I’ve been reading some of the SBG (standards based grading) post-mortems folks are posting at the end of the year (like this one and this one). One theme (and it’s come up in my graduate classes to) is that the kids who take advantage of opportunities to reflect and revise are the kids who are already doing okay. Those are the motivated kids, the ones who “get school” and know how to earn good grades, through some alchemy of learning and caring and doing their work and taking notes and studying and getting extra help.
Getting the lowest-performing students in for help and re-assessment/revision is a lot harder. It made me think of “Multiplication is for White People”: Raising Standards for Other Peoples’ Children which argues that kids tune out of school to protect themselves from constant messages of being not good/smart enough. And that anything labeled as remedial is another blow to those kids, not to mention they don’t believe they can get better at anything school-related. Plus, as Lisa Henry points out, a lot of kids in struggling schools have work or family responsibilities during out-of-school time.

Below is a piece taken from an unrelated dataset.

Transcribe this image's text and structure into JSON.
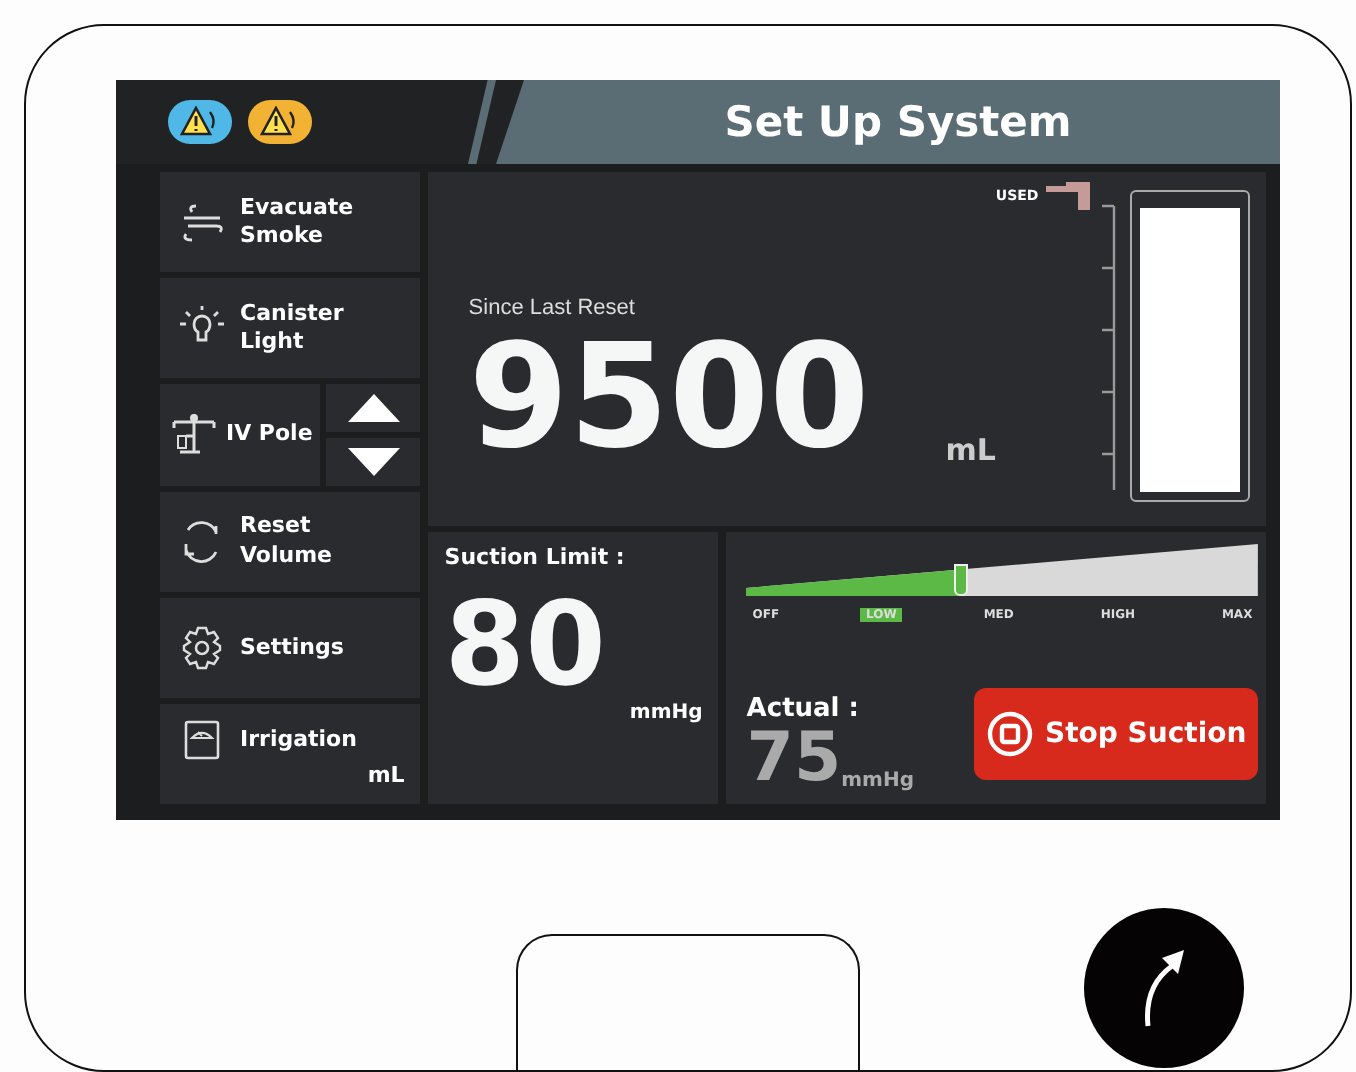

So here’s my crazy idea. What if we hired or recruited the lowest performing kids to tutor the middle and higher kids? I know, it probably wouldn’t work because kids know who has status and they’d balk at being tutored by a low-status kid. But maybe they could tutor younger kids or something… Anyway it gives us an opportunity to celebrate the kids least celebrated, to work with them closely on learning habits, and they can tutor by asking teacher-questions, like “how do you know?” or “what does this remind you of?” or “what is your best estimate for the answer and why?” and if they get stumped they can go to Khan Academy or something and show a video (which is what typical peer-tutoring often looks like: watch me while I do this slowly and pause me to repeat when you get stuck). The kids they’re tutoring are the ones who “get school” and they can refer back to their notes or ask to pause the video or do all those other good-student habits, and the low-performing tutors help with persistence and eliciting their tutee’s thinking and asking good questions.
Anyone want to try it?